Sept. 8 (Bloomberg) -- SK Hynix Inc. resumed part operation yesterday on a production line damaged in the Sept. 4 fire at a Chinese plant that sent prices of memory chips soaring the most in three years on concern supplies might fall short.
The world’s second-biggest maker of memory chips is still inspecting the damaged section of the line, the company said today. The blaze occurred during the installation of equipment at the factory, which makes dynamic random-access memory chips used in smartphones and personal computers. Prices for the chips climbed 19 percent as SK Hynix, which supplies nearly a third of the world’s DRAM chips, suspended operations at the Wuxi plant.
“It is one of the two parts of the line that was damaged and we’re inspecting the line and the clean room thoroughly to resume normal operations in the shortest time possible,” Park Seong Ae, an SK Hynix spokeswoman, said by phone. It is not known when the company can resume full production or how much the delay will affect supplies, Park said.
The price of benchmark DDR3 2-gigabit DRAM jumped 30 cents, the biggest increase since September 2010, to $1.90 on Sept. 5, according to DRAMeXchange, Asia’s largest market for the components. SK Hynix shares fell 3.7 percent to close at 27,100 won in Seoul on Sept. 6. Competitor Micron Technology Inc. gained 3.4 percent in New York trading in the two days through Sept. 6 before closing at $15.26.
“It’s pretty impactful,” said Betsy Van Hees, an analyst for Wedbush Securities in San Francisco. “When you’re taking 15 percent of capacity offline you are going to cause disruption. We were concerned that pricing was going to go down. We think that’s off the table now.”
Chinese mobile phone makers may suffer the most from any shortages because they have been aggressive in price negotiations with chipmakers and have avoided long-term contracts, said Van Hees, who recommends buying Micron shares. Larger companies such as Apple Inc. and Samsung Electronics Co. will get the chips they need, she said.

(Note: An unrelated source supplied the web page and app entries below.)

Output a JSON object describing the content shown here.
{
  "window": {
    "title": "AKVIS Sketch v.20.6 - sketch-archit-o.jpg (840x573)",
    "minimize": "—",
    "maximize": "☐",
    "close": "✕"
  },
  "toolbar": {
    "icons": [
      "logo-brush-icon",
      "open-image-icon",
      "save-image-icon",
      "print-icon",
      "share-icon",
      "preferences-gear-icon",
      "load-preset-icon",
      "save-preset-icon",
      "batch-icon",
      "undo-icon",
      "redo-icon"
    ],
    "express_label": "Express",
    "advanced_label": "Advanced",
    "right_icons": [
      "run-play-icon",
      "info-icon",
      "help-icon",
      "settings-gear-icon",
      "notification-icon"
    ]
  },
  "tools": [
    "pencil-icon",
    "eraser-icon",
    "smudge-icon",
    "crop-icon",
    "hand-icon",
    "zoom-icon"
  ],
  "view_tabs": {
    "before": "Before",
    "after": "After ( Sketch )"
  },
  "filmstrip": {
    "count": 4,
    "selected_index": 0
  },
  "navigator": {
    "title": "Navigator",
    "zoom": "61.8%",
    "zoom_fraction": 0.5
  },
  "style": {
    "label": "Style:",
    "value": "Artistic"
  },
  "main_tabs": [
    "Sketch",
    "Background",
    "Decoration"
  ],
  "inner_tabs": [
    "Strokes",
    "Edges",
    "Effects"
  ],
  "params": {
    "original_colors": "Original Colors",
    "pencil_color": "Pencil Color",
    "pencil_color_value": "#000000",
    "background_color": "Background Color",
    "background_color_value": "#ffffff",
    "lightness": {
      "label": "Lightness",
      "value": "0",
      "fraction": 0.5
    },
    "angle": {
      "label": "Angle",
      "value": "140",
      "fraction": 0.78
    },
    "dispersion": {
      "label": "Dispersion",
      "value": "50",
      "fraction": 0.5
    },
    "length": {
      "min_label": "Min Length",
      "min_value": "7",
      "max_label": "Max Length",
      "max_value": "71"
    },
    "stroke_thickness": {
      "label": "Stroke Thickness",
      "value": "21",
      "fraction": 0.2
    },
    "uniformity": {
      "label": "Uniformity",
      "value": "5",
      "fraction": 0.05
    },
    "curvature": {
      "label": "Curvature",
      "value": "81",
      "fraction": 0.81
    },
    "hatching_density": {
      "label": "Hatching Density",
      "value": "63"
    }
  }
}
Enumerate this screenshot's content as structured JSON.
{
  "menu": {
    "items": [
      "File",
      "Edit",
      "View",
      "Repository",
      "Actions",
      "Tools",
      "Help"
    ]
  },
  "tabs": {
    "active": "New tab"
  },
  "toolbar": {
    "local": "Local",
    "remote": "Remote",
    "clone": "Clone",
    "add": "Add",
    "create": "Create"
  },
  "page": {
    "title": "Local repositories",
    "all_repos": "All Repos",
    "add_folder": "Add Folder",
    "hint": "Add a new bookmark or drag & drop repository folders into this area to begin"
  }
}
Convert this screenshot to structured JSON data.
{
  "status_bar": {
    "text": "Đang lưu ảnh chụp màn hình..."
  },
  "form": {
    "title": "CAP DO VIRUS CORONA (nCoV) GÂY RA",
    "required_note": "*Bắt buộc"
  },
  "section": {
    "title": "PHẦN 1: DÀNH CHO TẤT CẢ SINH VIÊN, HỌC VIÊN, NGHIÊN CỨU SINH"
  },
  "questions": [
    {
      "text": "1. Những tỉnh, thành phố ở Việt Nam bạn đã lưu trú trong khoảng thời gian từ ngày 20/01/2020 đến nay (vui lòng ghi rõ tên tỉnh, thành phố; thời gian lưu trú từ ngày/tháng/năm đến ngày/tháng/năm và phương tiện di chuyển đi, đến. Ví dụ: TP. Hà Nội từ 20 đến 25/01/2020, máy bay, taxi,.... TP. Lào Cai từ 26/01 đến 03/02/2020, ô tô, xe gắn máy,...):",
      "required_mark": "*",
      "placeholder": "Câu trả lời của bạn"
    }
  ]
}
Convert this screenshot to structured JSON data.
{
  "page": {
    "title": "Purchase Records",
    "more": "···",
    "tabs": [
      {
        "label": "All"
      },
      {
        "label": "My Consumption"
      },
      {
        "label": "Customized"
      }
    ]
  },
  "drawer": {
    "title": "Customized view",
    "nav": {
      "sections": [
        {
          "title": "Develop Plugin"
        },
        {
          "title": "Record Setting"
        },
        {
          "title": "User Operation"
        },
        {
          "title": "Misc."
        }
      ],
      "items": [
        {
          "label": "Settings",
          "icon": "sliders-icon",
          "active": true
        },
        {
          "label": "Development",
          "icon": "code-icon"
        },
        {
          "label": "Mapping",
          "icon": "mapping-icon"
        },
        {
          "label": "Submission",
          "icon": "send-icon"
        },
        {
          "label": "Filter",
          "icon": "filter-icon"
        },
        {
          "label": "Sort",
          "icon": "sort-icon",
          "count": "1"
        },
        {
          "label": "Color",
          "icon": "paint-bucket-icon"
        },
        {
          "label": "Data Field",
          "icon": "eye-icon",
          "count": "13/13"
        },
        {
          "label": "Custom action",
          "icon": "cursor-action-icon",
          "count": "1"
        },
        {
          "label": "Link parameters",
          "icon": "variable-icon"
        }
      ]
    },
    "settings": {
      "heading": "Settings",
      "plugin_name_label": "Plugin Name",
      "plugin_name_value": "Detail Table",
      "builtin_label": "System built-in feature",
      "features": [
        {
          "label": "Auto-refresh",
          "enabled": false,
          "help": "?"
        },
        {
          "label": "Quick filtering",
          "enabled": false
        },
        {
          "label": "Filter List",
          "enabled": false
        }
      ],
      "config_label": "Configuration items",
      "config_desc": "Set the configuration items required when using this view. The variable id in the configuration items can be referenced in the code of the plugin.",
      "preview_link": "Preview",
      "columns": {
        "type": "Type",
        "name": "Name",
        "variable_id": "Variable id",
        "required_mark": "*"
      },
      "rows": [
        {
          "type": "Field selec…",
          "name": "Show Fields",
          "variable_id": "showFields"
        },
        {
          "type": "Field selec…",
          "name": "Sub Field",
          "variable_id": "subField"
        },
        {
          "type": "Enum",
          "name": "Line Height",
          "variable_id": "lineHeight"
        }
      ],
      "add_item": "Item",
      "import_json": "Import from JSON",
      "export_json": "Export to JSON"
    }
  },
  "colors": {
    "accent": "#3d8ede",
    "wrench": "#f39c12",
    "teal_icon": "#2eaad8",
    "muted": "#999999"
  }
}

To contact the editor responsible for this story: Jim McDonald at firstname.lastname@example.org